Install safeguarding programs with monitoring or filtering capabilities. Your online service provider may offer these services. Setting up a monitoring product is like a having a camera in the corner of your local bank – it can help collect evidence for law enforcement and trace a predator, if necessary.

Watch out for unsolicited messages and emails. Do not respond to emails or download attachments you are not expecting. Some viruses can “spoof” the name and email address of friends and fool users into an unwanted online relationship.

Beware of inappropriate or threatening online behavior. Risky online behavior can lead to cyber crimes. It may start with an online stranger following you into chat rooms, breaking into your account, abusing your personal information, sending you sexual solicitations or signing you up for porn sites and IM. Pay attention to these predators. Most social websites do not have the capability to verify ages or information of their users.

If in doubt, report it! If you believe that a predator is communicating with you or your child, you must report it. In every case where a child is molested or killed by an Internet sexual predator, law enforcement find messages sent to the predator by parents threatening to report them. Do not hesitate to report it.

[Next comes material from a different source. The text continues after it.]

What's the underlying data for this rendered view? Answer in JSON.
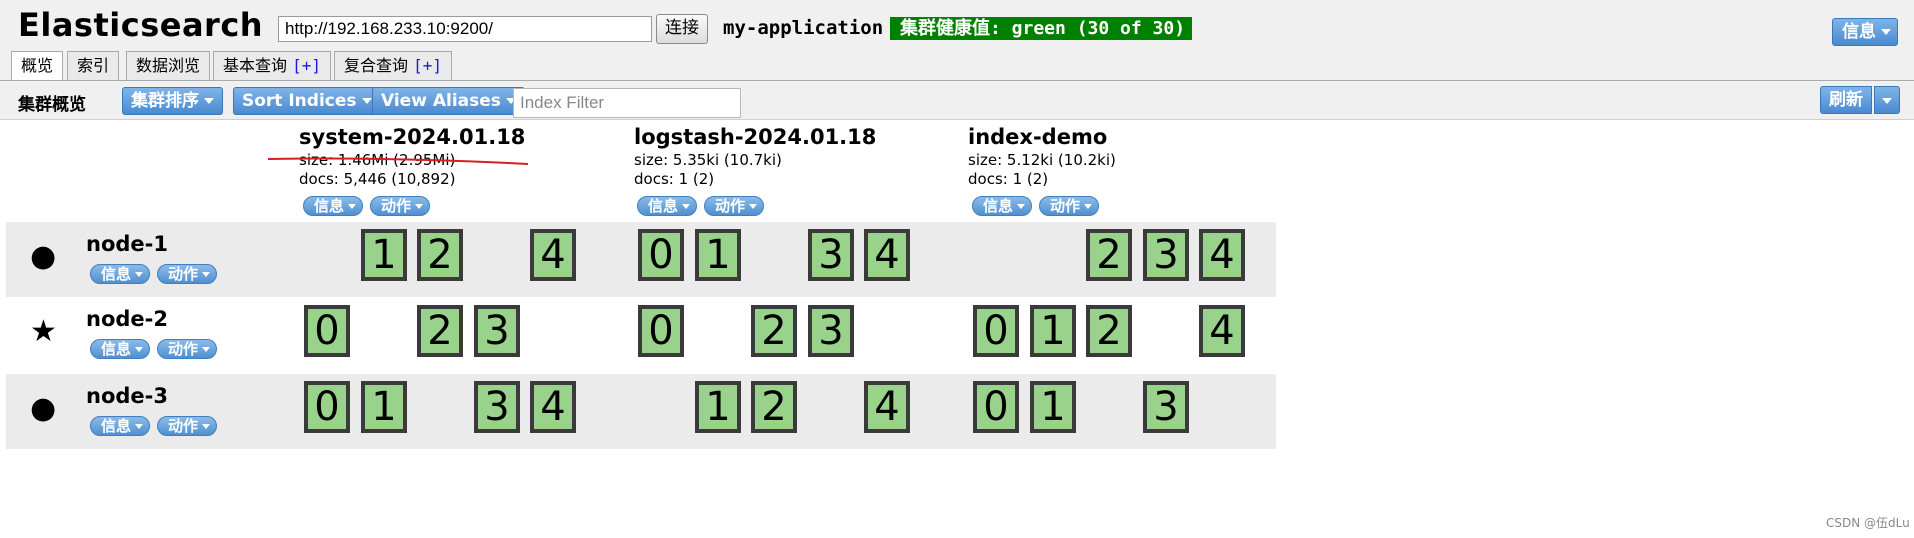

Désiré has been musing and writing about technology during a career spanning four decades. He dabbled in website building and web hosting when DHTML and frames were en vogue and started writing about the impact of technology on society just before the start of the Y2K hysteria at the turn of the last millennium. Following an eight-year stint at where he discovered the joys of global tech-fests, Désiré now heads up TechRadar Pro. Previously he was a freelance technology journalist at Incisive Media, Breakthrough Publishing and Vnunet, and Business Magazine. He also launched and hosted the first Tech Radio Show on Radio Plus.